Task brief: Could you repeat exactly the lines from the one containing "Serialize everything readable" through the last line of the records, with no pictures?

+++ Input data

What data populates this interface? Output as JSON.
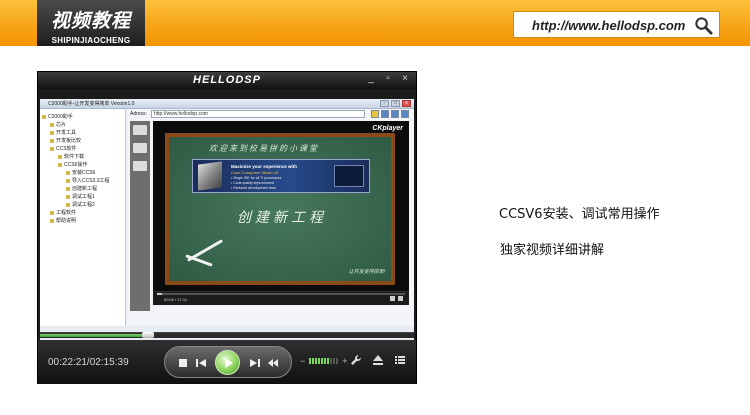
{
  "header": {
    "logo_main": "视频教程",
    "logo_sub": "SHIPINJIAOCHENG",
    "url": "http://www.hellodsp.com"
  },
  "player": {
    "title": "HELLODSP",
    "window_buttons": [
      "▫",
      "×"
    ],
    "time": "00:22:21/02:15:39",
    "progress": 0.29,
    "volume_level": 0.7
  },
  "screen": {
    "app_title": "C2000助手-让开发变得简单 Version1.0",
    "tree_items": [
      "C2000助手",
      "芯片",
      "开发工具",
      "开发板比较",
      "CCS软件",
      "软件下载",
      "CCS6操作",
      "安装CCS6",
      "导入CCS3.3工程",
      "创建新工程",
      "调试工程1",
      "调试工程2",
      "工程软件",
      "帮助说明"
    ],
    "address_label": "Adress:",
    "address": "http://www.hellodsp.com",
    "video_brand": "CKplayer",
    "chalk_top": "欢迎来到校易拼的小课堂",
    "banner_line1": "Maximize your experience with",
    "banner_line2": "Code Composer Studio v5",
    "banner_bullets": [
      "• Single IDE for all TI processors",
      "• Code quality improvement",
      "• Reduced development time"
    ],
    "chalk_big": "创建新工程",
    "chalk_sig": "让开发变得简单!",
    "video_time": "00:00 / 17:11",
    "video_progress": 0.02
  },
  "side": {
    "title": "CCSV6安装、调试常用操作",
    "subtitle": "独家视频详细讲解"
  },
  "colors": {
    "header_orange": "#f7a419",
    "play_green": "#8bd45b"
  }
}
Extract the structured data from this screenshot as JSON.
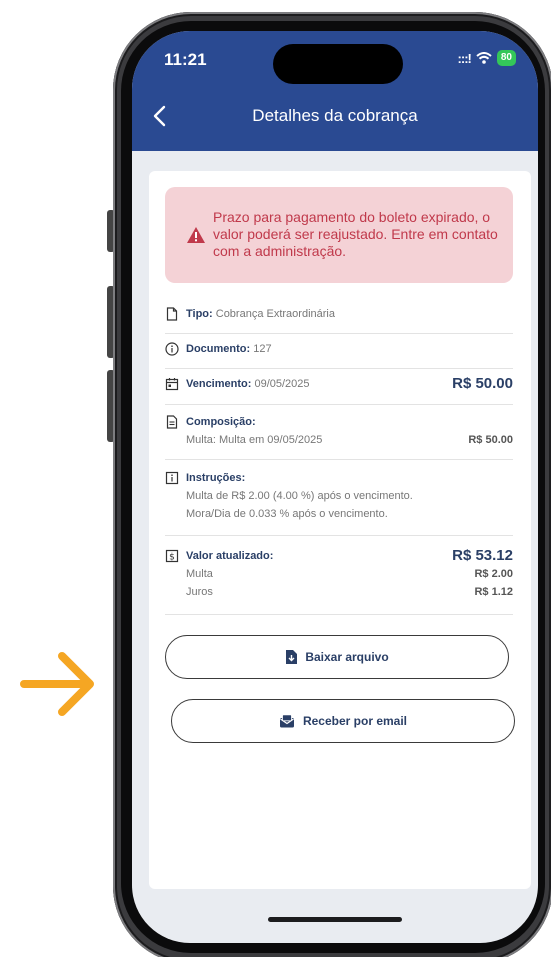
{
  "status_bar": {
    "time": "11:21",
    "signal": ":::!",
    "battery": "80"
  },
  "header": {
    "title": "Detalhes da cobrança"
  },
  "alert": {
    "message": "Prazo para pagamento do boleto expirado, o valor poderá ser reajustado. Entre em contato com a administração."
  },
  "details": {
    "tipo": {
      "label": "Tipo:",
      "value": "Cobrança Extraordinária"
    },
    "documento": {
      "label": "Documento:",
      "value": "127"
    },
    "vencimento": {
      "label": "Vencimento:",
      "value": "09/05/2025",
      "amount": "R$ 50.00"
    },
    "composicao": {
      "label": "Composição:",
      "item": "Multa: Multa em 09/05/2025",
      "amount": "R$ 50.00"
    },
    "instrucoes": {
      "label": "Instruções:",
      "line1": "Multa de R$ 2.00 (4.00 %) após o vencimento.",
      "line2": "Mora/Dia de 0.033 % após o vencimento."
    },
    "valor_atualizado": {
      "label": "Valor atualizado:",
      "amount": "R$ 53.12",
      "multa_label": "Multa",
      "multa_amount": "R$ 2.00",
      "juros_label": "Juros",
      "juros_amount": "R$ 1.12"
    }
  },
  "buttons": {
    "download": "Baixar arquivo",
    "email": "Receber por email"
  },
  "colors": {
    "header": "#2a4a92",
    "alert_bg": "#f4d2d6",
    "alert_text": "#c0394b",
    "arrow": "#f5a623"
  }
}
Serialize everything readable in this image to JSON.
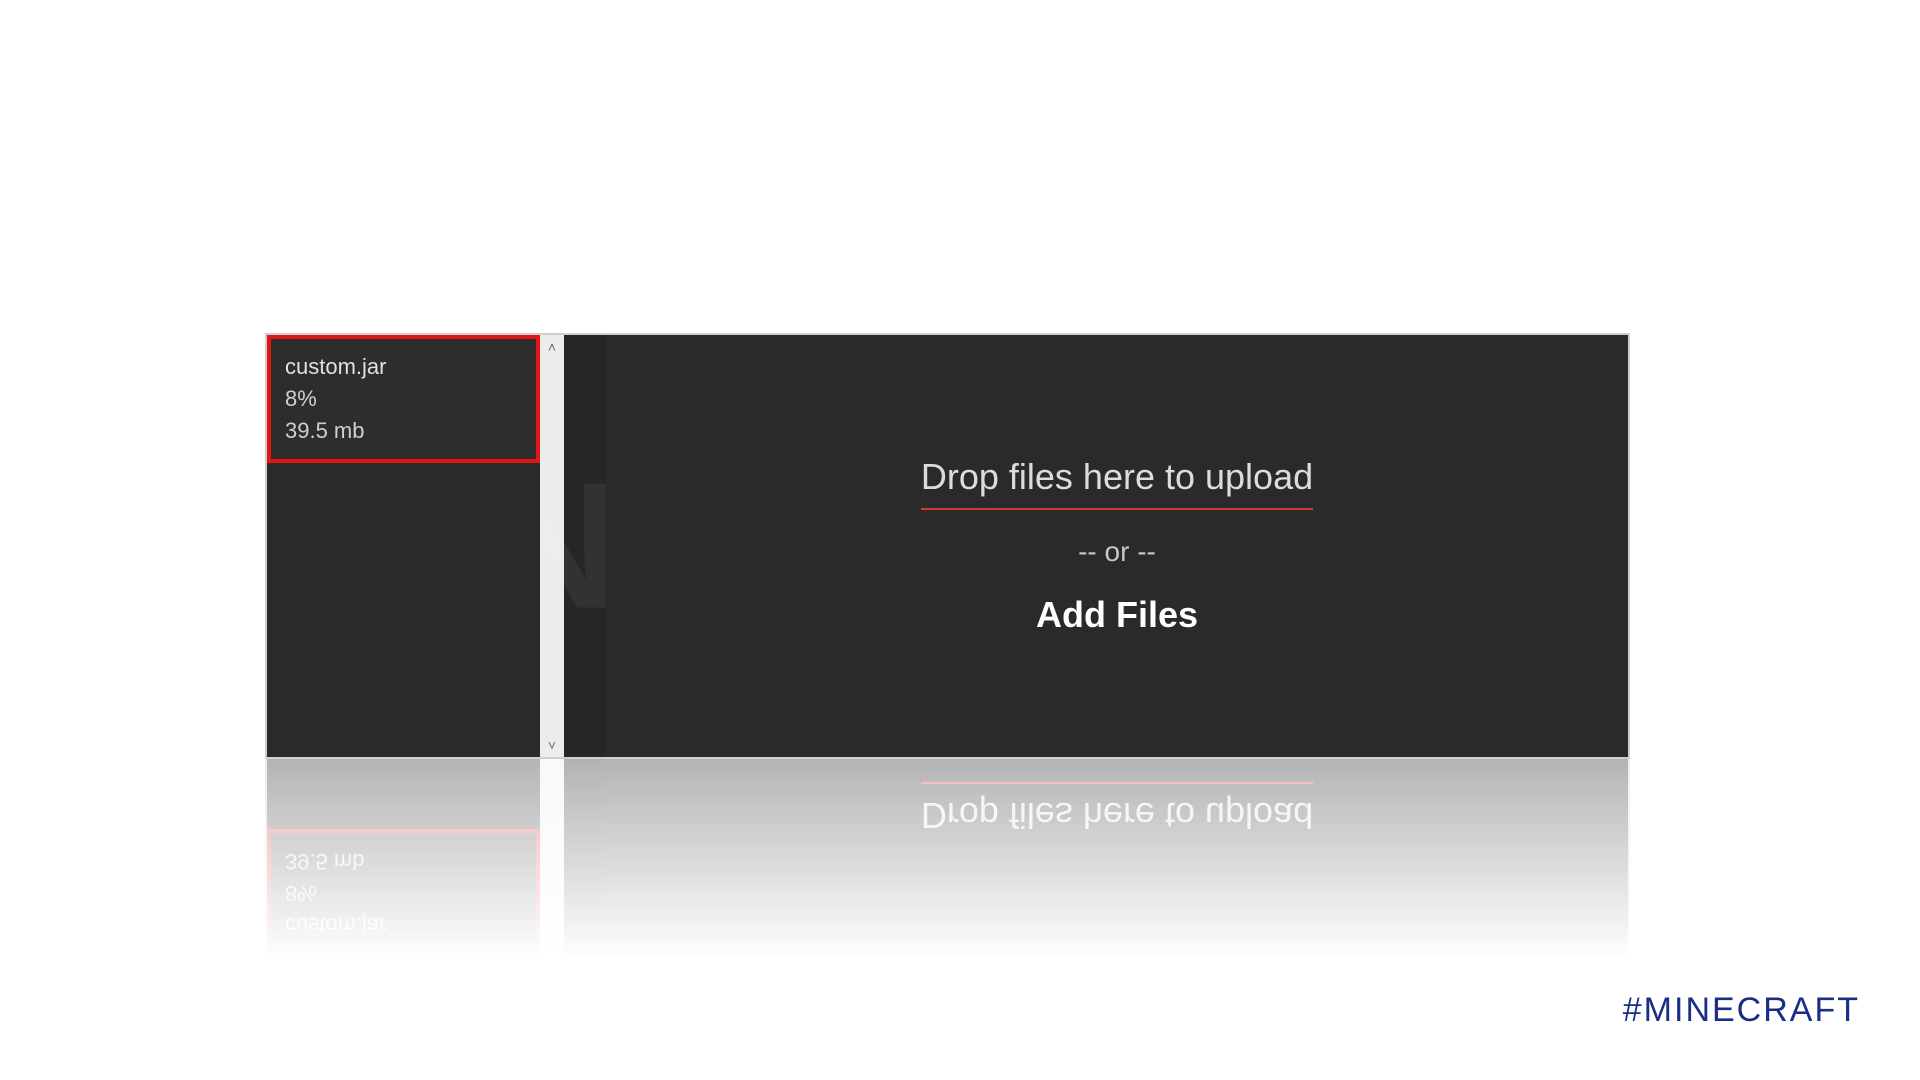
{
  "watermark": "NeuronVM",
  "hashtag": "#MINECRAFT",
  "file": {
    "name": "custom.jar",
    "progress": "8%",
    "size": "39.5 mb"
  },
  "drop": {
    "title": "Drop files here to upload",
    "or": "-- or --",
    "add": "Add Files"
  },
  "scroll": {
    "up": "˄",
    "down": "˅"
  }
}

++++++

Result of the task:
Serialize everything readable in this image to JSON.
{
  "watermark": "NeuronVM",
  "hashtag": "#MINECRAFT",
  "file": {
    "name": "custom.jar",
    "progress": "8%",
    "size": "39.5 mb"
  },
  "drop": {
    "title": "Drop files here to upload",
    "or": "-- or --",
    "add": "Add Files"
  },
  "scroll": {
    "up": "˄",
    "down": "˅"
  }
}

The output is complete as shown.